**WORK TASK:** Look through the material and copy each line holding "size".

━━ PROVIDED RECORDS

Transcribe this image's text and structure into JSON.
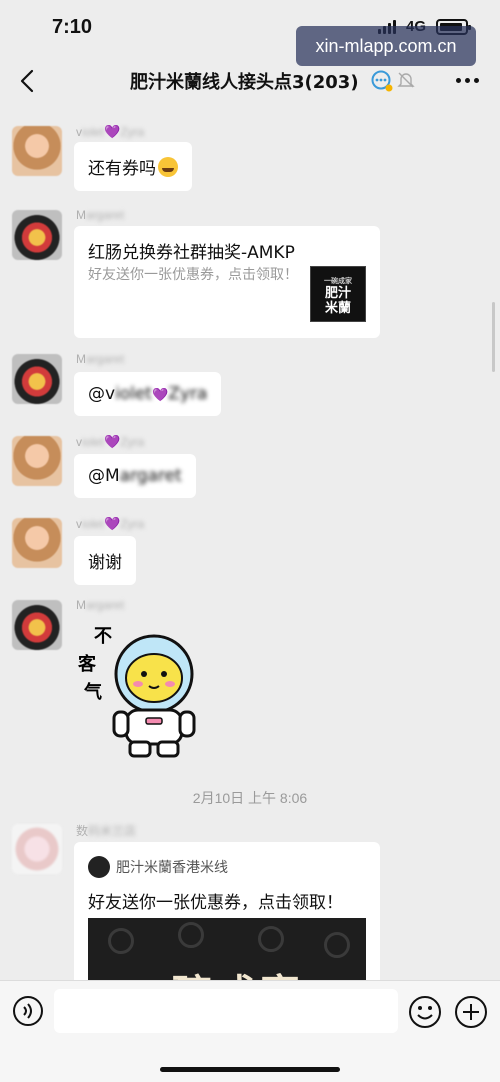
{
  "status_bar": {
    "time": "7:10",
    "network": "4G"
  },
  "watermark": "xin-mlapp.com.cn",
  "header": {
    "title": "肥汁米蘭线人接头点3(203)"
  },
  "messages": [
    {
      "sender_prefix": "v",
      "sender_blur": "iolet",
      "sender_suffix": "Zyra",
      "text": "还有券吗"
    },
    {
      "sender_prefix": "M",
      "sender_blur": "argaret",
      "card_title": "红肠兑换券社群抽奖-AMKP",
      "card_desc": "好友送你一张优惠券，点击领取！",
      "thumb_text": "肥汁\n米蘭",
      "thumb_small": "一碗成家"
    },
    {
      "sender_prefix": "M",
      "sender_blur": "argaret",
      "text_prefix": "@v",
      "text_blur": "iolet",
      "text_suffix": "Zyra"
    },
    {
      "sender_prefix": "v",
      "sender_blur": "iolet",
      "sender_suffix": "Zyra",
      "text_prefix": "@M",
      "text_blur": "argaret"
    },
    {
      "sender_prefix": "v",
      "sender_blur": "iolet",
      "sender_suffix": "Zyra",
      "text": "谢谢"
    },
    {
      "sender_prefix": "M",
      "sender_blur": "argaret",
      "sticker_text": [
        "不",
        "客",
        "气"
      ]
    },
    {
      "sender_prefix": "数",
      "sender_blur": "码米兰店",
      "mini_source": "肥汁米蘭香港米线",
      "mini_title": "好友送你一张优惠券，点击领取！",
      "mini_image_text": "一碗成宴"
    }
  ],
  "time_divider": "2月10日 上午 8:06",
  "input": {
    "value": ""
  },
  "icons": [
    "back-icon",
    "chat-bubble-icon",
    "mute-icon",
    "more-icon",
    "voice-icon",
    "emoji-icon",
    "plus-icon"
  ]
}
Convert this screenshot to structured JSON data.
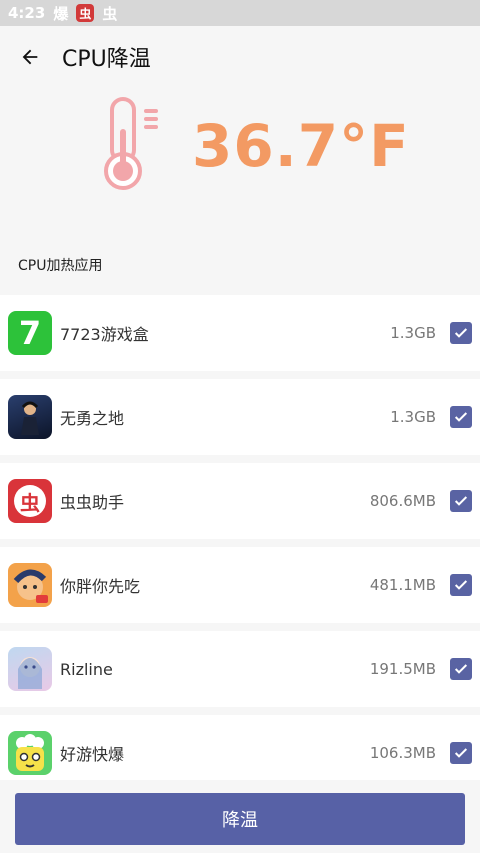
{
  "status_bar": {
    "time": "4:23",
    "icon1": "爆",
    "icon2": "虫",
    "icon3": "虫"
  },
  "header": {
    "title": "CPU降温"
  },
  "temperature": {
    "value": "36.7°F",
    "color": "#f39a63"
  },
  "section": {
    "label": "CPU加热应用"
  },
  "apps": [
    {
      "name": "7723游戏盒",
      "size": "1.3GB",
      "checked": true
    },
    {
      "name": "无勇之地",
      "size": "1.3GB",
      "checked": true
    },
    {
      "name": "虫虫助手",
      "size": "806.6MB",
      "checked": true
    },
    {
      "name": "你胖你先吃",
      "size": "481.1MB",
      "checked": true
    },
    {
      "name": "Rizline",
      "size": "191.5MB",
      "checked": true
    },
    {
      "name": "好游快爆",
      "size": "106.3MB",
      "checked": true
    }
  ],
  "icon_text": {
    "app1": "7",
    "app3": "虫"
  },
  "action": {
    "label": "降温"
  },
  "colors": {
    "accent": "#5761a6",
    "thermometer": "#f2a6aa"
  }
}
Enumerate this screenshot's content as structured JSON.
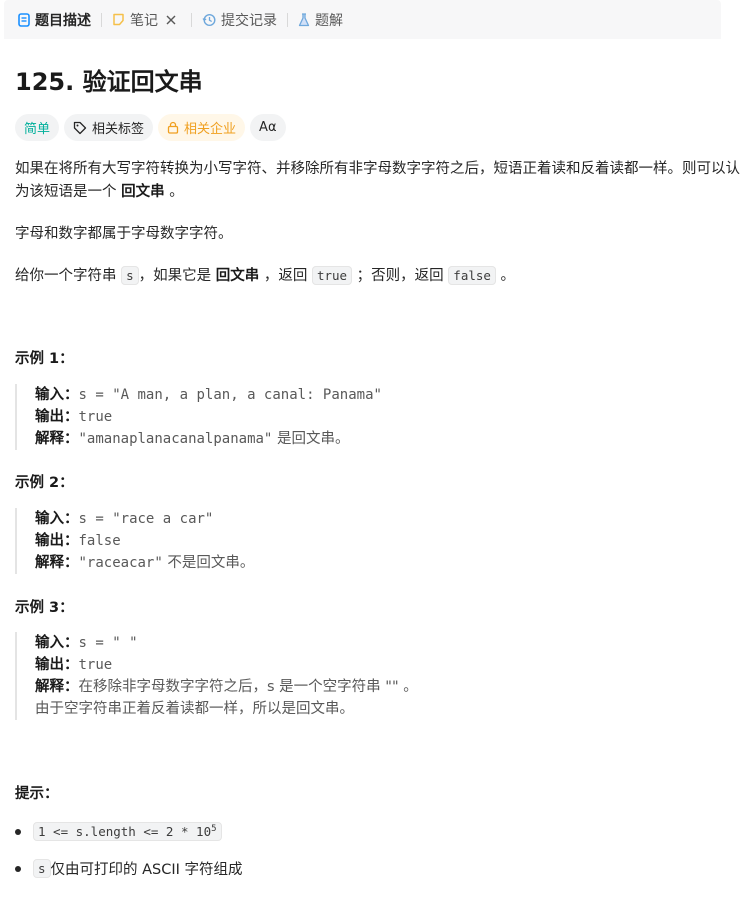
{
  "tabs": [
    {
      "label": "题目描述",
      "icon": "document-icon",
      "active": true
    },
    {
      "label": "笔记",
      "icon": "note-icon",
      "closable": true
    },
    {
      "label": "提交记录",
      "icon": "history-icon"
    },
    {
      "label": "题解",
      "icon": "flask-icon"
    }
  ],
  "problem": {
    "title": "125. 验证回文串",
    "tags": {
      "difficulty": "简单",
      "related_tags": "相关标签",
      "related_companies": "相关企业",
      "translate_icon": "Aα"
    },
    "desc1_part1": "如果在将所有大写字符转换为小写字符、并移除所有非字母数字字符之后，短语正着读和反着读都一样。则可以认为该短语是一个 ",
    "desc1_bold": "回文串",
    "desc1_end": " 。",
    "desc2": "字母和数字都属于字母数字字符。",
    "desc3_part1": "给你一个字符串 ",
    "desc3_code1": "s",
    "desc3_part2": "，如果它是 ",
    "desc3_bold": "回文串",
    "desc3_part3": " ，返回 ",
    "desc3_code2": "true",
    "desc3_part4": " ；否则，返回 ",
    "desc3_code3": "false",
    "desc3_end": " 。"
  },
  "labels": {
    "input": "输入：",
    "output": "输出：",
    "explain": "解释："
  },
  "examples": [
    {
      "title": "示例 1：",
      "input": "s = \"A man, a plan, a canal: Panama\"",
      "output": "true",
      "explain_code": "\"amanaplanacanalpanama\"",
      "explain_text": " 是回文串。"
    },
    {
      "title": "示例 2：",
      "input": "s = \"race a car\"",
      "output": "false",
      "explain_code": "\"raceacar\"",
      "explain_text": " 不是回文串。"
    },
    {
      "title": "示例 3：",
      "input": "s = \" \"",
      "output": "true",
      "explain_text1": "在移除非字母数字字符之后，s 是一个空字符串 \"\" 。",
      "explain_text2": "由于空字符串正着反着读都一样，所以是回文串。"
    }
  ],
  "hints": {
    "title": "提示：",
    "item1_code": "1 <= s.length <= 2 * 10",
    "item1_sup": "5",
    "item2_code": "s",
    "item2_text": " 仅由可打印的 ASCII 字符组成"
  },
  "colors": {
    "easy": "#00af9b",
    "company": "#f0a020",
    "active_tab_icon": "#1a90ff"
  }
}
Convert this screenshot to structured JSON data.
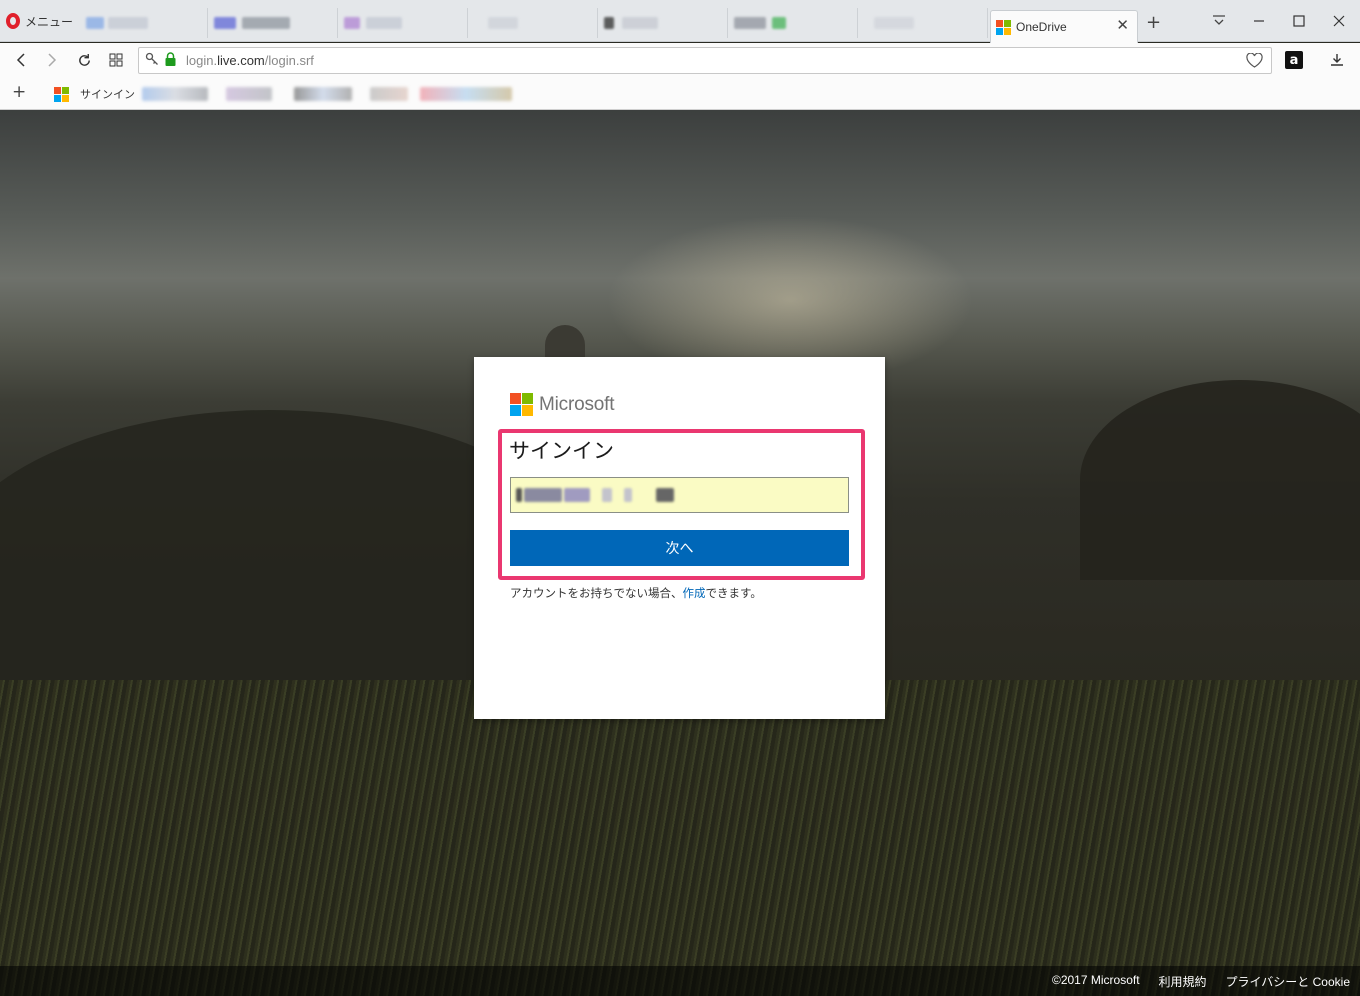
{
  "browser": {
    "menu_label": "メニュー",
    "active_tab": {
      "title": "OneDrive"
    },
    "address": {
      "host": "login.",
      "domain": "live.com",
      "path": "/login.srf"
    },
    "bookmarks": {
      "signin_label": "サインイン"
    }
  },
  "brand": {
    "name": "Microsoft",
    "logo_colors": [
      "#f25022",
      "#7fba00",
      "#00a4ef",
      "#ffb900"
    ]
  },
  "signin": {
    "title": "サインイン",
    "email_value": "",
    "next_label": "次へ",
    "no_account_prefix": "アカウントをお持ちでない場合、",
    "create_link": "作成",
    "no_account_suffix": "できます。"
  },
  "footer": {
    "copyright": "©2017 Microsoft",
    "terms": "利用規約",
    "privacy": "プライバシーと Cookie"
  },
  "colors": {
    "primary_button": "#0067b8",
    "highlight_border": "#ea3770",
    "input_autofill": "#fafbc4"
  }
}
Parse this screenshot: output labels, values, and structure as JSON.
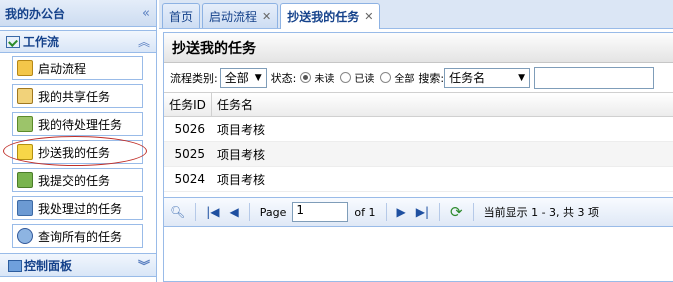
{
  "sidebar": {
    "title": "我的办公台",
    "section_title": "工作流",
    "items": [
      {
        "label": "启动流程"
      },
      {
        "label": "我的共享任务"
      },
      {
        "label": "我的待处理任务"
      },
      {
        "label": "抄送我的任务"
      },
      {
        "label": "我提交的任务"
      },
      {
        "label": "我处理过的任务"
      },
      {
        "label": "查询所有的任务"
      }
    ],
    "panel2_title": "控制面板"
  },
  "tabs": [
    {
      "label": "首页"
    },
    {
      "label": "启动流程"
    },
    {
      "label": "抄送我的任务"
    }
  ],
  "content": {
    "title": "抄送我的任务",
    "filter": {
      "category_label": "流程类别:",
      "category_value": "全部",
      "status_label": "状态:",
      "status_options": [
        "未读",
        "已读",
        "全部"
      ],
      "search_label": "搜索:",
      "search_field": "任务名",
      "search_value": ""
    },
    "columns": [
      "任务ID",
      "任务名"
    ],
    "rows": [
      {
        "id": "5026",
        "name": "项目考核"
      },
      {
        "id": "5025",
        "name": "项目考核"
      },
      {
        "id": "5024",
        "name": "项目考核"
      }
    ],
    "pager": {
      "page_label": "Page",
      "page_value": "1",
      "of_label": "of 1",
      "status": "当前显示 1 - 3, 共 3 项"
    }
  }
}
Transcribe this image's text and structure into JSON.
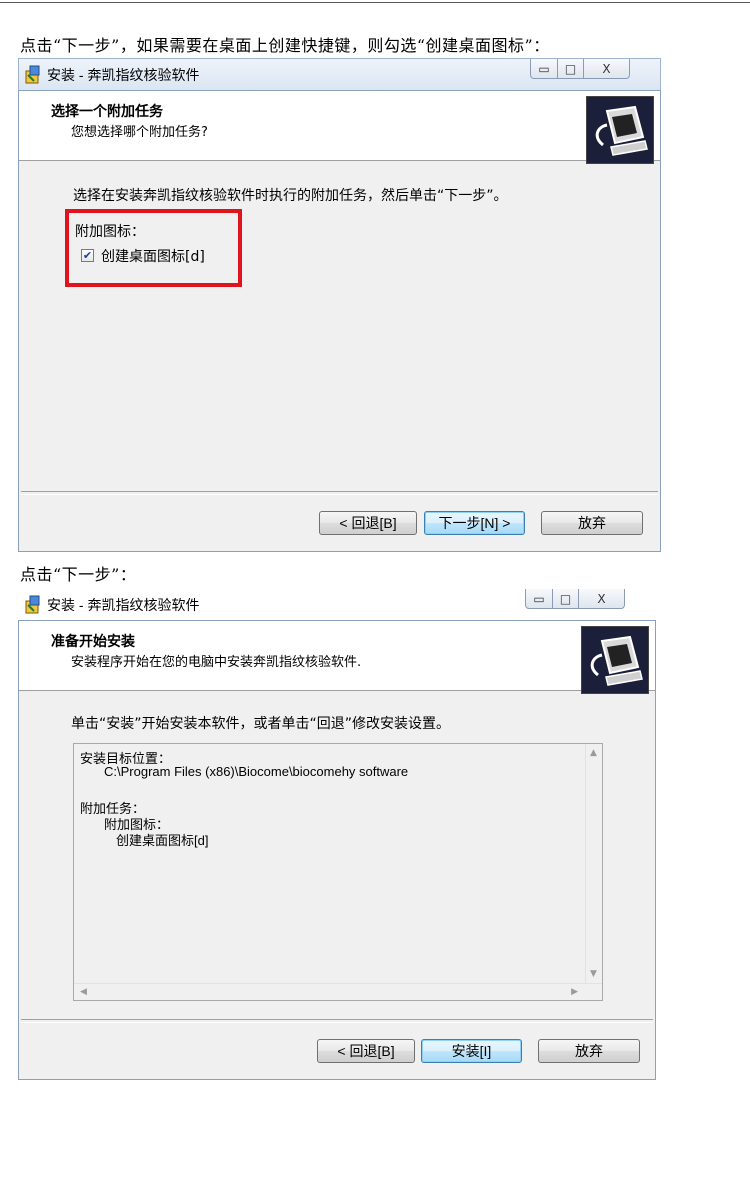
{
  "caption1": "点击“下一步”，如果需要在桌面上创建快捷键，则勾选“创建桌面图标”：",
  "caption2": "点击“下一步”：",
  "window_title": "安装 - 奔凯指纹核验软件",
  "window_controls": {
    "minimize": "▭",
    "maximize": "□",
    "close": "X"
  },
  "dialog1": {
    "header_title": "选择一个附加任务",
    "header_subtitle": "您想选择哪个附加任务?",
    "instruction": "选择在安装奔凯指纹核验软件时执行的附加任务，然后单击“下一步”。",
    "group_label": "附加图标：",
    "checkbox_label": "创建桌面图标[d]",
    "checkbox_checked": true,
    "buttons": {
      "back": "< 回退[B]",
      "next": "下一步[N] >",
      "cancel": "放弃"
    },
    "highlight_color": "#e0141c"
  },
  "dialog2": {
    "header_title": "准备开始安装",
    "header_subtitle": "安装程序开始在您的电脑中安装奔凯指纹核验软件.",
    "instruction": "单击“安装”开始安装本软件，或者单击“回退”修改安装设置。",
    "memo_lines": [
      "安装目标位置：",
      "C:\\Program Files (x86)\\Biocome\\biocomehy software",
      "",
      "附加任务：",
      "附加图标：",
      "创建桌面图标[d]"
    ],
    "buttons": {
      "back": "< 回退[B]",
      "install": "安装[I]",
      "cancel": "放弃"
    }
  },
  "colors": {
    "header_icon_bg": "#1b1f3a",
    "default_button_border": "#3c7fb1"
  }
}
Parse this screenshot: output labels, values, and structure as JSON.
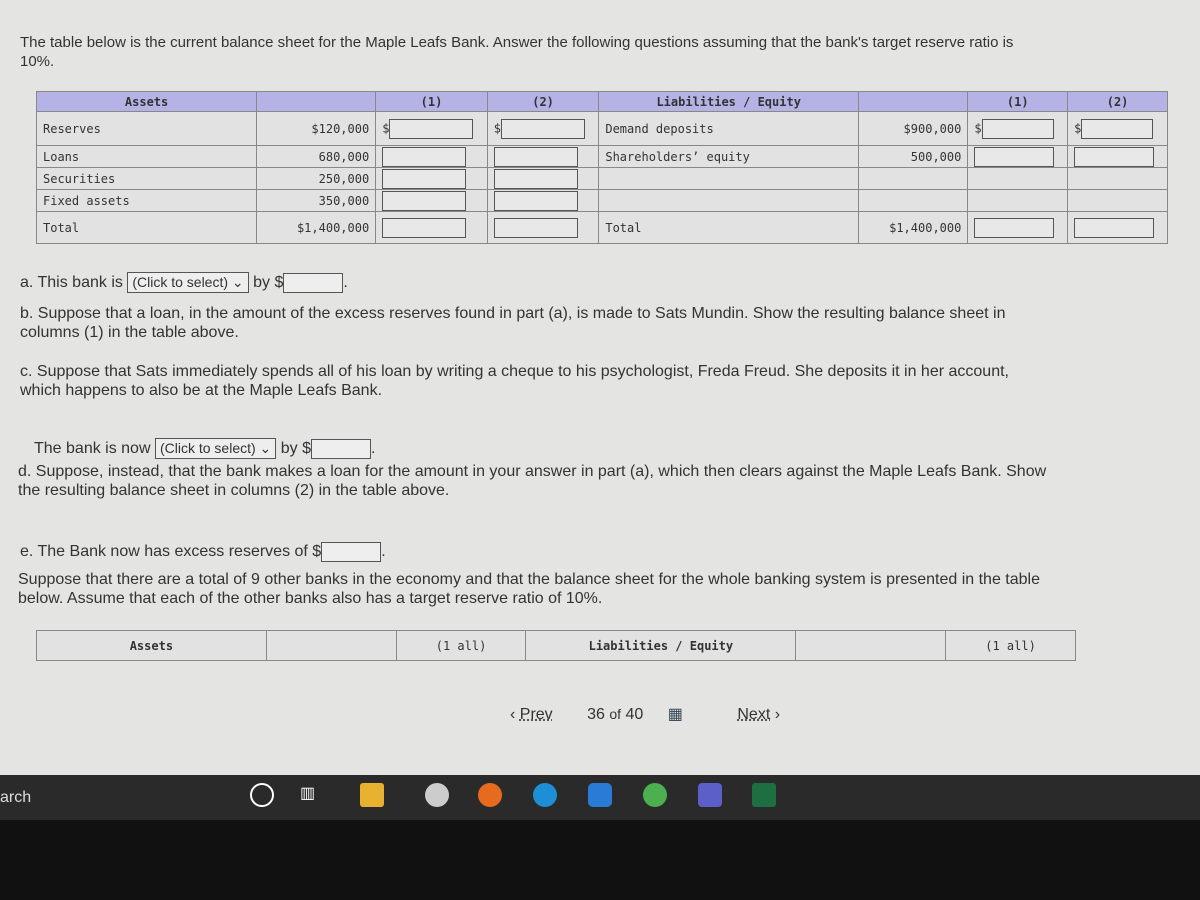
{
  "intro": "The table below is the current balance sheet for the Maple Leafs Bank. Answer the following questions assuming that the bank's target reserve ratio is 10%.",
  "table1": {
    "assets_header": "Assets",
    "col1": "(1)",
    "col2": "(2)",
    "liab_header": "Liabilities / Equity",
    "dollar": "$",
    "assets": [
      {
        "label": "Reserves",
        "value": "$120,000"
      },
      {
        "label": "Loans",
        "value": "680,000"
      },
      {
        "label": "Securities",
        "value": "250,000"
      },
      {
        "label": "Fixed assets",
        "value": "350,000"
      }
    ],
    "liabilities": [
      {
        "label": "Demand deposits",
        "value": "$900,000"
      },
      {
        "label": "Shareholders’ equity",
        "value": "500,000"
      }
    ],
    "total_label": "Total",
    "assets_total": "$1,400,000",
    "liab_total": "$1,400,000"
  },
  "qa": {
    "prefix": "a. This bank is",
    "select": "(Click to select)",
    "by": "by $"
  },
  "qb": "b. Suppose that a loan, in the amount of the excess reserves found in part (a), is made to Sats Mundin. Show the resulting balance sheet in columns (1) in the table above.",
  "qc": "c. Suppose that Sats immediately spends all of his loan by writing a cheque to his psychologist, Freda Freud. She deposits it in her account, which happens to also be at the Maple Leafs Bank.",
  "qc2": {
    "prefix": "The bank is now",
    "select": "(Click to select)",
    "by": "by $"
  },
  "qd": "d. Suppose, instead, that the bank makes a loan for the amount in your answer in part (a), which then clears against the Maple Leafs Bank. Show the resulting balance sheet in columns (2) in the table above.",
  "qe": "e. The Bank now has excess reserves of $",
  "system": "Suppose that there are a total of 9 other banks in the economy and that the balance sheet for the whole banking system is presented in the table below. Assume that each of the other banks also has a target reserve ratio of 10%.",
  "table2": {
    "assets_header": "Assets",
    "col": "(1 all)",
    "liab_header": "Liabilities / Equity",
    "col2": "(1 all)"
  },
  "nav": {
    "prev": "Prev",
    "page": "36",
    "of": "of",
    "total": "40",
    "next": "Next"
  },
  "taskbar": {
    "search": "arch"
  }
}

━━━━

**COMPLETED TASK:**
      "size": "1.3GB",
      "size": "1.3GB",
      "size": "806.6MB",
      "size": "481.1MB",
      "size": "191.5MB",
      "size": "106.3MB",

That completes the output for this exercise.